President Donald Trump on Thursday proposed expanding NATO's membership to include Middle Eastern nations in light of recent U.S. tensions in the region with Iran.
The president's suggestion came one day after he issued a vague call for more NATO involvement in the Middle East.
In an unrelated event at the White House on Thursday, Trump discussed his phone call the day before with NATO Secretary General Jens Stoltenberg, whom Trump described as “excited” about the prospect of a Middle East expansion.
“I think that NATO should be expanded, and we should include the Middle East. Absolutely,” the president told reporters, contending that North Atlantic military alliance should take over for the U.S. in the region “because this is an international problem.”
“And we can come home, or largely come home and use NATO,” he continued, portraying such a move as a trade-off for Washington’s leading role in eliminating the Islamic State’s physical caliphate. “It’s an international problem. We caught ISIS. We did Europe a big favor.”

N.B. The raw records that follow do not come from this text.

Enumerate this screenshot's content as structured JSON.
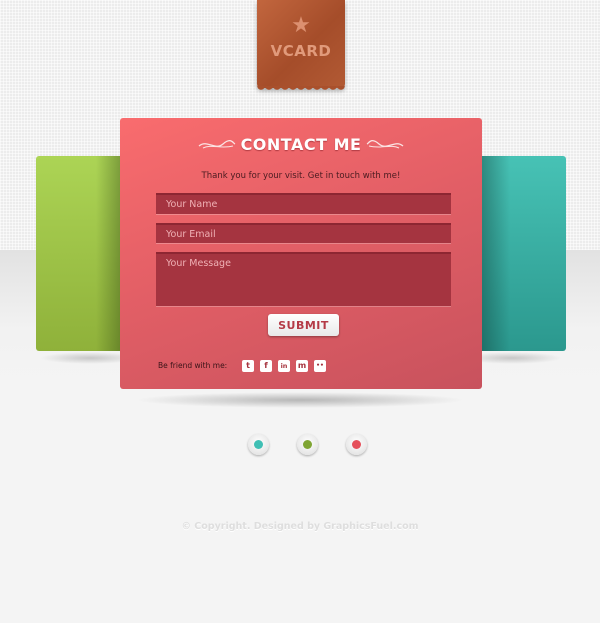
{
  "tag": {
    "icon": "star-icon",
    "label": "VCARD"
  },
  "contact": {
    "title": "CONTACT ME",
    "subtitle": "Thank you for your visit. Get in touch with me!",
    "fields": {
      "name_placeholder": "Your Name",
      "email_placeholder": "Your Email",
      "message_placeholder": "Your Message"
    },
    "submit_label": "SUBMIT",
    "friend_label": "Be friend with me:",
    "social": [
      {
        "name": "twitter",
        "glyph": "t"
      },
      {
        "name": "facebook",
        "glyph": "f"
      },
      {
        "name": "linkedin",
        "glyph": "in"
      },
      {
        "name": "myspace",
        "glyph": "m"
      },
      {
        "name": "flickr",
        "glyph": "••"
      }
    ]
  },
  "cards": {
    "left_color": "#a6cd4f",
    "main_color": "#f26a6d",
    "right_color": "#3fb6aa"
  },
  "pager": {
    "dots": [
      {
        "name": "teal",
        "color": "#3fbfb4"
      },
      {
        "name": "green",
        "color": "#7fa533"
      },
      {
        "name": "red",
        "color": "#e5505b"
      }
    ]
  },
  "footer": {
    "text": "© Copyright. Designed by GraphicsFuel.com"
  }
}
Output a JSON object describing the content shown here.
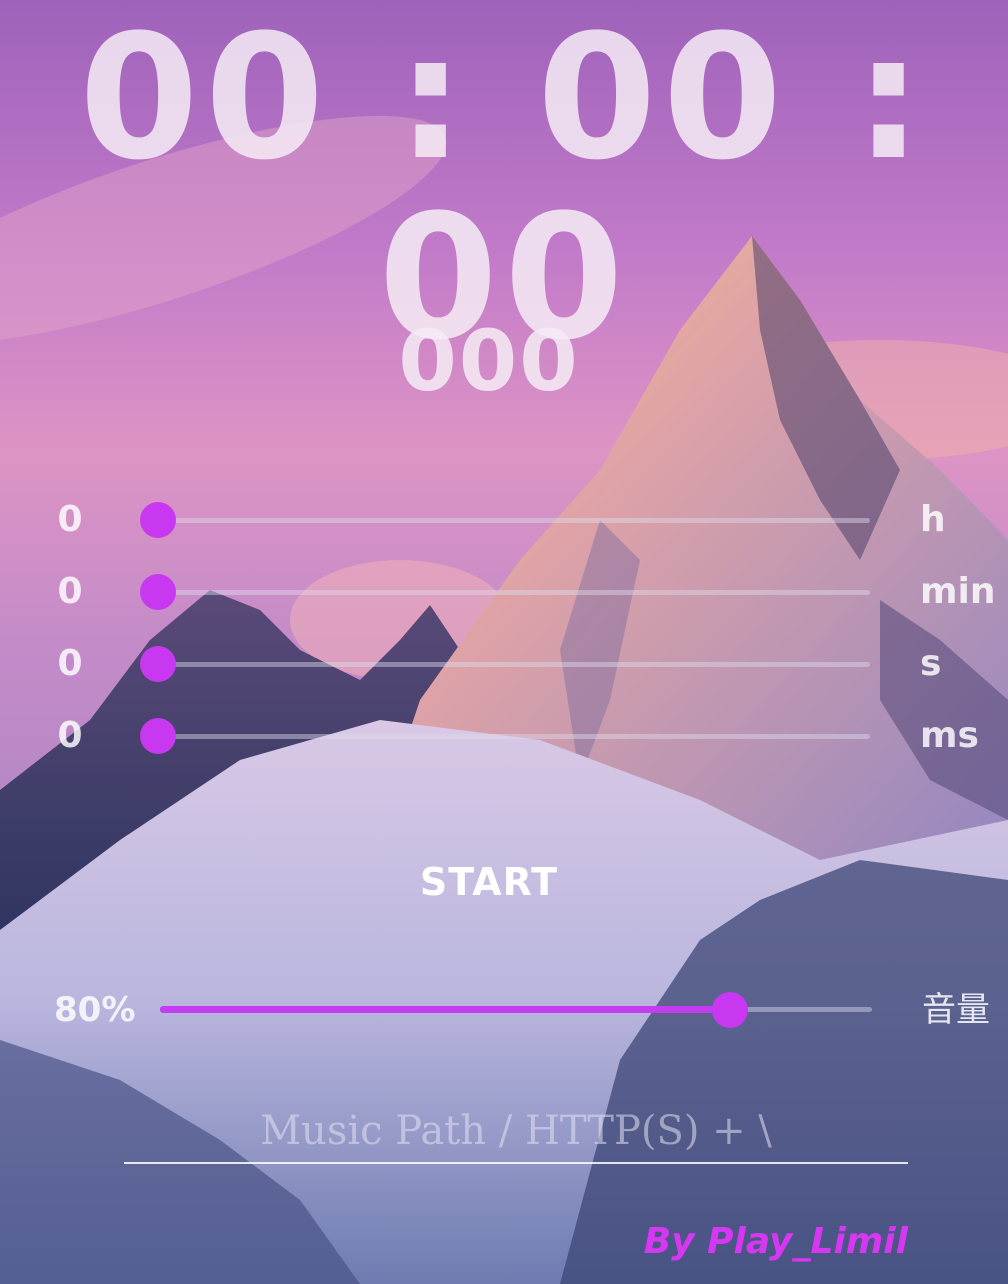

“So, I have actually said that I think the scope of NATO should be increased. And they should be looking for ISIS,“ Trump added later, after repeating his long-held complaints about other alliance members‘ defense contributions. “We will help. But right now the burden is on us, and that has not been fair.”
Over the weekend, NATO announced a temporary suspension of its anti-ISIS training mission in Iraq, in the aftermath of a U.S. drone attack that took out Iran’s top military commander, Gen. Qassem Soleimani.
The strike, which the U.S. has said was a defensive measure and aimed at disrupting an unspecified “imminent threat” from Iran, led Tehran to retaliate on Tuesday night against bases in Iraq housing U.S. troops. Trump then sought to dial back tensions on Wednesday in a nationally televised address in which he revealed plans to ask NATO to “become much more involved in the Middle East process.”
He spoke with Stoltenberg later in the day, and “emphasized the value of NATO increasing its role in preventing conflict and preserving peace in the Middle East,” according to the White House.
According to a NATO readout of the conversation, Stoltenberg and Trump “agreed that NATO could contribute more to regional stability and the fight against international terrorism. They also agreed to stay in close contact on the issue.”
Stoltenberg also spoke on Thursday with Secretary of State Mike Pompeo about the potential expansion, the State Department said, issuing a summary almost identical to NATO‘s description of the Wednesday call.
Pompeo and Stoltenberg “jointly condemned Iran’s destabilizing violence and remain committed to countering international terrorism,” department spokeswoman Morgan Ortagus said, including through NATO‘s missions in Iraq and Afghanistan aimed at countering any resurgence of ISIS.
The president did not clarify which Middle Eastern nations he would want to invite into NATO, the mutual-defense alliance created during the Cold War chiefly as an impediment to Russian aggression. NATO‘s membership, which has grown from its original 12 members to its current total of 29, is made up entirely of North American and European nations, plus Turkey, which is partially located in Asia.
But “having an international flavor there is good,“ Trump said, pointing out that a handful of NATO members remain a part of the 2015 Iran nuclear deal that he withdrew the U.S. from in 2018. Tehran said earlier this week that it would abandon its commitments under that pact in the wake of Soleimani‘s killing.
At the White House on Thursday, Trump revealed how much thought he’d been putting into the issue, debuting his ideal name for the new initiative.
“NATO, right, and then you have M-E, Middle East,” he told reporters excitedly, writing in the air with his fingers. “You call it NATO-ME. What a beautiful name. I'm good at names.”
The president, who has often boasted about his branding prowess, suggested it would catch on like the abbreviation for the renegotiated trade deal with Mexico and Canada, the U.S.-Mexico-Canada Agreement.
“USMCA, like the song ‘YMCA,’” Trump exclaimed. “No one could remember it, USMCA. I said, think of the song: ‘YMCA.’ Now everybody says it.”
Returning to the matter at hand, he explained: “No, uh, if you add the two words, Middle East, at the end of it, because that's a big problem. That’s a big source of problems. And NATO-ME, doesn’t that work beautifully, Jon? ‘NATO’ plus ‘ME.’”